Considering the Corridor: Is a northern transportation network possible?
A report from the University of Calgary is renewing a decades-old conversation about the pros and cons of a Northern Corridor, a massive transportation network that aims to reduce the cost of moving goods to and from northern communities, including in Labrador.
"We look at putting together a right-of-way, an established path that could use several different modes of transportation," said Kent Fellows, co-author of the report.
"We're thinking road, rail, electricity transmission — maybe different types of pipeline."
The right-of-way would run 7,000 kilometres east to west starting in Labrador, and would connect the resource-rich north to the primary transportation network in southern Canada and the United States, improving market access overseas.
Northern businesses and consumers could potentially benefit, said Fellows, by the expected decrease in the cost of goods. He cites a 2008 parliamentary report that says it costs an average of 30 per cent more to live in the north, a strain all too familiar to people living in isolated Labrador communities.
"So that means on average everything you're buying beyond areas serviced by the current transportation grid costs 30 per cent more," said Fellows in an interview with CBC Radio's Labrador Morning.
"That really stifles development because if you're a firm trying to locate in these regions, you have to pay a premium to get people to want to live there to work for you, and people who are already living there end up paying more and more for these goods."
The estimated cost of the Northern Corridor is $100 billion. Fellows says that expense would be spread out over the decades it would likely take to create the infrastructure.

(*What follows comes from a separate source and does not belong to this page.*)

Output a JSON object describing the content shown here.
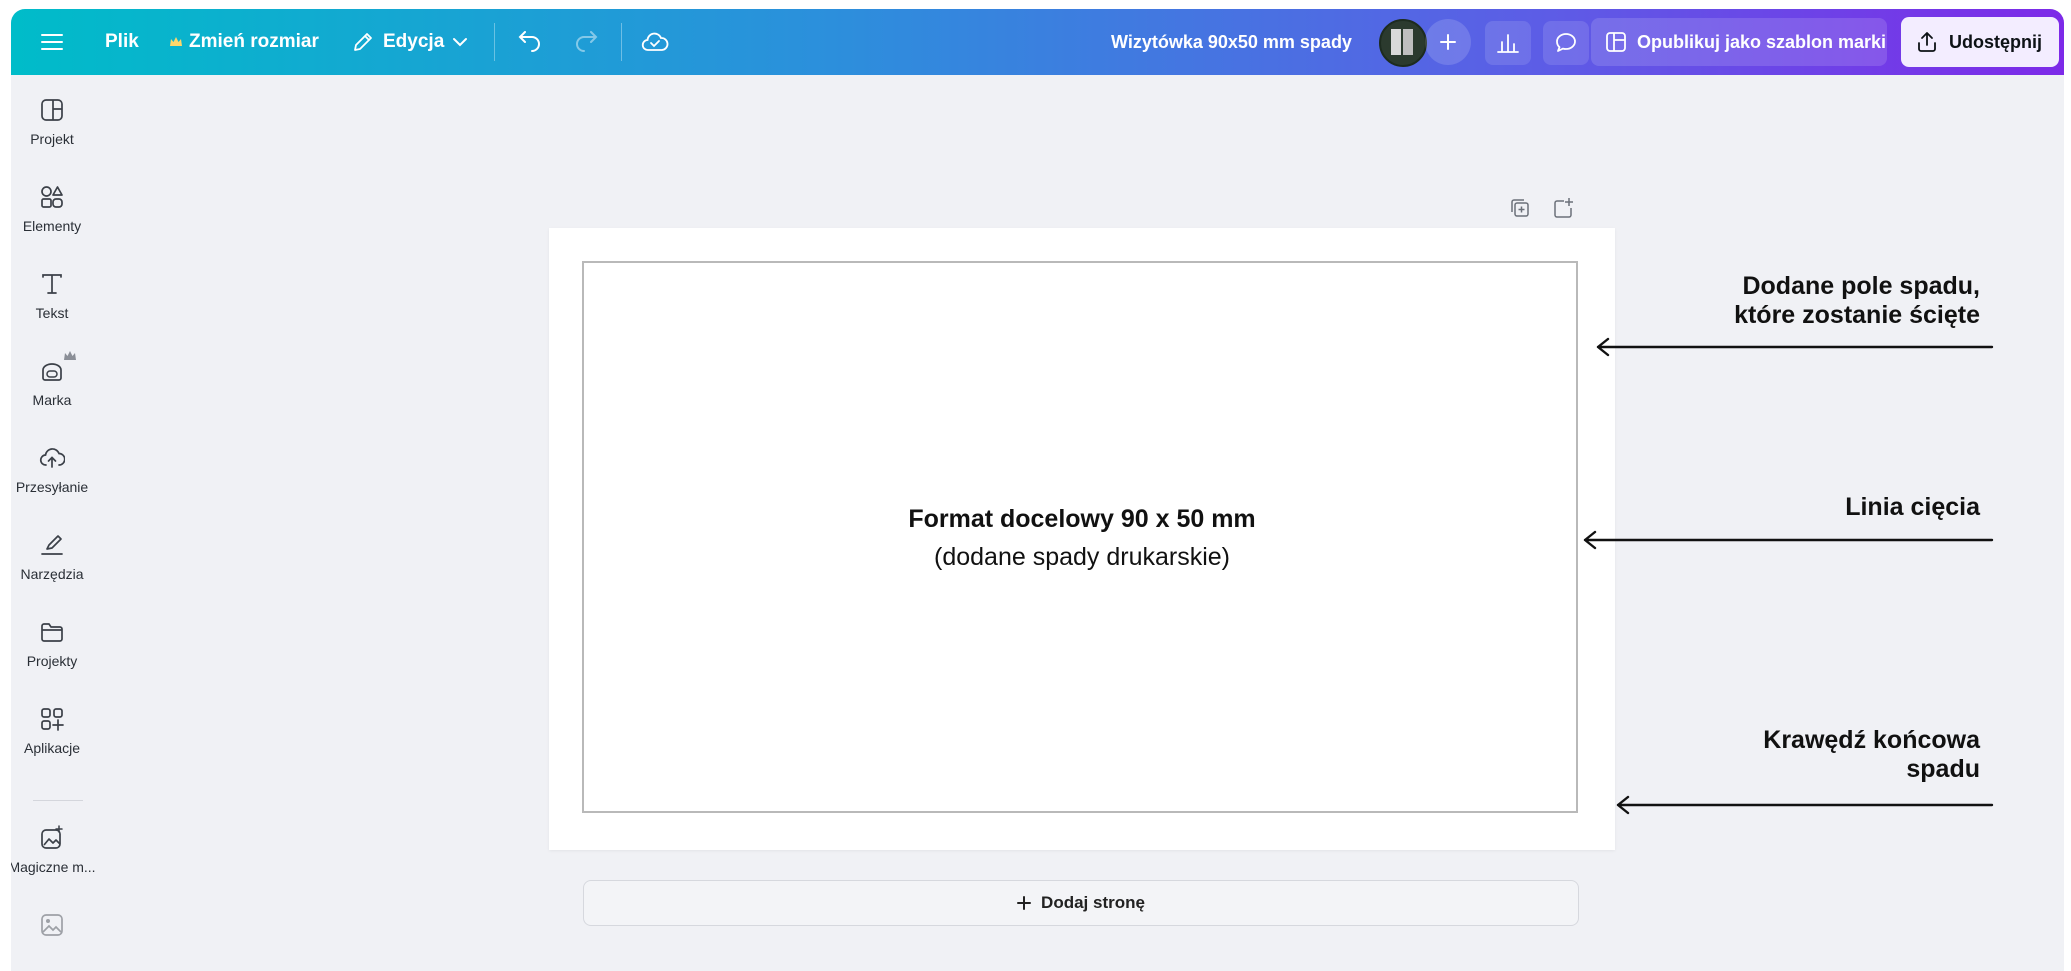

He says private sector investment, from industries like mining, could fund portions of the project — such as the railway — to gain access to the network.
Fellows said the report only scratches the surface, and the Northern Corridor concept would need deeper study to determine if it makes practical sense.
With files from Labrador Morning